R&B star R. Kelly was charged with 10 counts of aggravated criminal sexual abuse Friday in Chicago.
Some of the charges stem from a newly discovered video found by attorney Michael Avenatti that allegedly shows Kelly having sex with a 14-year-old girl, according to a copy of the indictment obtained by USA TODAY.
A no-bail arrest warrant for Kelly has been issued by a Chicago judge, The Associated Press reported. No-bail arrest warrants don’t necessarily mean the defendant won’t eventually be offered bail once appearing in court to answer the charges.
Kelly’s first court date is scheduled for March 8.
The court documents show the charges against Kelly involve multiple victims dating back to at least 1998. Four victims are listed, including at least three between the ages of 13 and 17. The victims are listed only by initials in the document.
Cook County State’s Attorney Kim Foxx scheduled a press conference in Chicago to discuss the charges at 3 p.m. ET. Avenatti is holding a news conference immediately after, he said on Twitter.
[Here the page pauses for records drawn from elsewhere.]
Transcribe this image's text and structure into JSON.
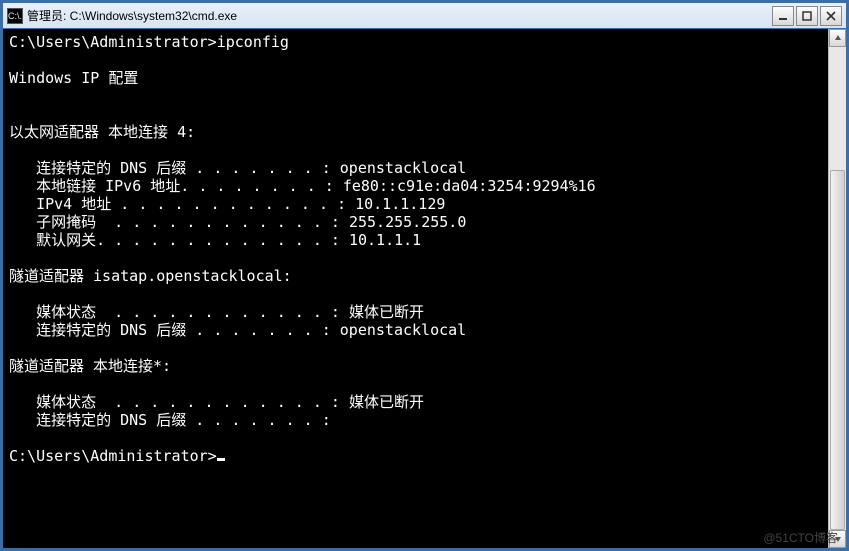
{
  "window": {
    "icon_glyph": "C:\\.",
    "title": "管理员: C:\\Windows\\system32\\cmd.exe"
  },
  "terminal": {
    "prompt1": "C:\\Users\\Administrator>",
    "command": "ipconfig",
    "header": "Windows IP 配置",
    "adapter1": {
      "title": "以太网适配器 本地连接 4:",
      "dns_suffix_label": "   连接特定的 DNS 后缀 . . . . . . . : ",
      "dns_suffix_value": "openstacklocal",
      "ipv6_label": "   本地链接 IPv6 地址. . . . . . . . : ",
      "ipv6_value": "fe80::c91e:da04:3254:9294%16",
      "ipv4_label": "   IPv4 地址 . . . . . . . . . . . . : ",
      "ipv4_value": "10.1.1.129",
      "mask_label": "   子网掩码  . . . . . . . . . . . . : ",
      "mask_value": "255.255.255.0",
      "gw_label": "   默认网关. . . . . . . . . . . . . : ",
      "gw_value": "10.1.1.1"
    },
    "adapter2": {
      "title": "隧道适配器 isatap.openstacklocal:",
      "media_label": "   媒体状态  . . . . . . . . . . . . : ",
      "media_value": "媒体已断开",
      "dns_suffix_label": "   连接特定的 DNS 后缀 . . . . . . . : ",
      "dns_suffix_value": "openstacklocal"
    },
    "adapter3": {
      "title": "隧道适配器 本地连接*:",
      "media_label": "   媒体状态  . . . . . . . . . . . . : ",
      "media_value": "媒体已断开",
      "dns_suffix_label": "   连接特定的 DNS 后缀 . . . . . . . :",
      "dns_suffix_value": ""
    },
    "prompt2": "C:\\Users\\Administrator>"
  },
  "watermark": "@51CTO博客"
}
Avenatti, who remained quiet throughout his 10-month “investigation” of Kelly on behalf of multiple clients, responded to the indictment on Twitter, proclaiming, “After 25 years of serial sexual abuse and assault of underage girls, the day of reckoning for R Kelly has arrived.”
After 25 years of serial sexual abuse and assault of underage girls, the day of reckoning for R Kelly has arrived.
— Michael Avenatti (@MichaelAvenatti) February 22, 2019
Gerald Griggs, an Atlanta lawyer who represents the parents of a woman they believe is being held against her will as a member of Kelly’s alleged “sex cult,” celebrated the indictment and predicted more would be forthcoming soon from “multiple jurisdictions” around the country.
“This is just the beginning of the charges,” Griggs said. Kelly also is under investigation in Fulton County, Ga., and by the U.S. Attorney’s office in the Eastern District of New York, he said.
“Hopefully, with the swift arrest of Kelly, our clients will be able to make unfettered contact with (their daughter) and get her home and the counseling and the help she needs,” Griggs told USA TODAY.